**REQUIREMENT**
Work out how many lines of this material hold the word "library". Write only that number.

**RECORDS TO USE**
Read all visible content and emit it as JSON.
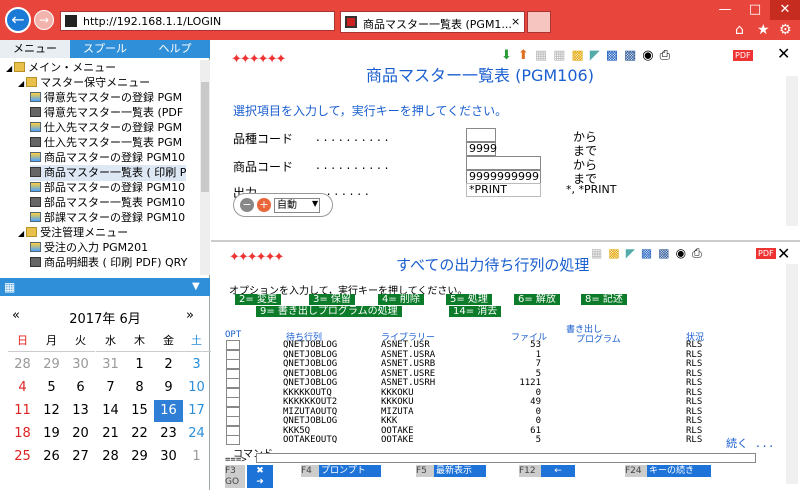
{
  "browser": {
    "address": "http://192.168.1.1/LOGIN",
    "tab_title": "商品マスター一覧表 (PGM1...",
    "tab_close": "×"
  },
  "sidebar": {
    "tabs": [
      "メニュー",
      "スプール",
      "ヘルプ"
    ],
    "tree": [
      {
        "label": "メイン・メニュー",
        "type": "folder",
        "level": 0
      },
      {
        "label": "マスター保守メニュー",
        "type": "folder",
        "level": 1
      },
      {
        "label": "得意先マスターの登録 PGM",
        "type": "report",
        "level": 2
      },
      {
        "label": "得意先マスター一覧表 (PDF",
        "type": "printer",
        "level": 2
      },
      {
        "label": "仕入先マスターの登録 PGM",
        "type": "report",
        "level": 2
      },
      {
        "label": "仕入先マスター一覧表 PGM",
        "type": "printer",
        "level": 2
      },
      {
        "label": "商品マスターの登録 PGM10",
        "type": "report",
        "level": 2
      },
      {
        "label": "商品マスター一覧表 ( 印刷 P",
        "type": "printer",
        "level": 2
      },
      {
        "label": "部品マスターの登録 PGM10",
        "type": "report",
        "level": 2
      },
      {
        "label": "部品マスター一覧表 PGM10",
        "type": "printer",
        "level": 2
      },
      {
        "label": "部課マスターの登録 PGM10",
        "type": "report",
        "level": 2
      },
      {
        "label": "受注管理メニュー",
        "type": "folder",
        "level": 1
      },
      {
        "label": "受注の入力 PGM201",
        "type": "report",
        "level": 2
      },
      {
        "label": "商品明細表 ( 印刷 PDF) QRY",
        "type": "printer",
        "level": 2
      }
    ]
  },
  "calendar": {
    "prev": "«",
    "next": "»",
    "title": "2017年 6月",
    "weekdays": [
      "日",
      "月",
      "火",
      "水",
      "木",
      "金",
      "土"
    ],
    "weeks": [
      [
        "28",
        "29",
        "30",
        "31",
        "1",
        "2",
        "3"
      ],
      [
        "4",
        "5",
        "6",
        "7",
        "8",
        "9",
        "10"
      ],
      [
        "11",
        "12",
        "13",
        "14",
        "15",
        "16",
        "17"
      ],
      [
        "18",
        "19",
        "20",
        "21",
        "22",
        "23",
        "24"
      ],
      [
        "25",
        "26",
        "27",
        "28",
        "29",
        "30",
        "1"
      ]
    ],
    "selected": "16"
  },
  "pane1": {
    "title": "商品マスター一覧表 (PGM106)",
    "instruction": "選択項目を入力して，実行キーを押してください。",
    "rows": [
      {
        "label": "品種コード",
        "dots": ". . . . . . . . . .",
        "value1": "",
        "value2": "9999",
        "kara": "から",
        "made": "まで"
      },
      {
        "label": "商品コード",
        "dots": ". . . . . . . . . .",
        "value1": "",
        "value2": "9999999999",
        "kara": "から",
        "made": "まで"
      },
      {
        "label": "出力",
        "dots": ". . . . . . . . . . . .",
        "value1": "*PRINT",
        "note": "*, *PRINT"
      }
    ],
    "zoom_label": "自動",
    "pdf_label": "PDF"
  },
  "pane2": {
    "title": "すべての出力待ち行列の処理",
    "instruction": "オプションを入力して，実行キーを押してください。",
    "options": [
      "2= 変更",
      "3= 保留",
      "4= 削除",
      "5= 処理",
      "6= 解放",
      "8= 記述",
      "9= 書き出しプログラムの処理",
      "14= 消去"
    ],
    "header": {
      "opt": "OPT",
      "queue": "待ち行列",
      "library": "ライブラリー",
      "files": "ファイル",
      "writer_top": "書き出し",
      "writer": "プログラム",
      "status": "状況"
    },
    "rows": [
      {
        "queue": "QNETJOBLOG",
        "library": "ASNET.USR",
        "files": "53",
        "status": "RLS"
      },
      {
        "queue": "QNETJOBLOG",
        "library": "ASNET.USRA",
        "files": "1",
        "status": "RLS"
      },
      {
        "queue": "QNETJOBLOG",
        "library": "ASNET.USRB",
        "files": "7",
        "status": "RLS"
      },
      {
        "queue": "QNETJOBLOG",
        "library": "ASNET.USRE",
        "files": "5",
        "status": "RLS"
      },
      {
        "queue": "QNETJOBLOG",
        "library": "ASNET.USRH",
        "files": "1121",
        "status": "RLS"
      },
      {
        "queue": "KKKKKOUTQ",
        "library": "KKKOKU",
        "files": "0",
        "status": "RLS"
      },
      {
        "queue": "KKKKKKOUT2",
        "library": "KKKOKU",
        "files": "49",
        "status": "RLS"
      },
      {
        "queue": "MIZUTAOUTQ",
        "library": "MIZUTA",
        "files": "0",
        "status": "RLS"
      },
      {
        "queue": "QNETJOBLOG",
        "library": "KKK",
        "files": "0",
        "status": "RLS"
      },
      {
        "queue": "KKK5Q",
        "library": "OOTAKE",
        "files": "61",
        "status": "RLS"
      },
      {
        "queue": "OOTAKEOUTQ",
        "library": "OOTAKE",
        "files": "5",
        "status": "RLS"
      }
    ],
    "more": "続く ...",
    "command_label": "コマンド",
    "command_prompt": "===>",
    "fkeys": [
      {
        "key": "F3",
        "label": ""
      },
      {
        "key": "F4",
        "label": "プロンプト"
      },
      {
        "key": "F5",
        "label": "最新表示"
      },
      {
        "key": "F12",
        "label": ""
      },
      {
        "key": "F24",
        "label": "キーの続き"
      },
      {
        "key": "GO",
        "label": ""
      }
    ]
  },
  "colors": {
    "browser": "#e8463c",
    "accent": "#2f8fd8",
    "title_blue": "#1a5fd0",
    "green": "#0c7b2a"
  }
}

**EXPECTED ANSWER**
12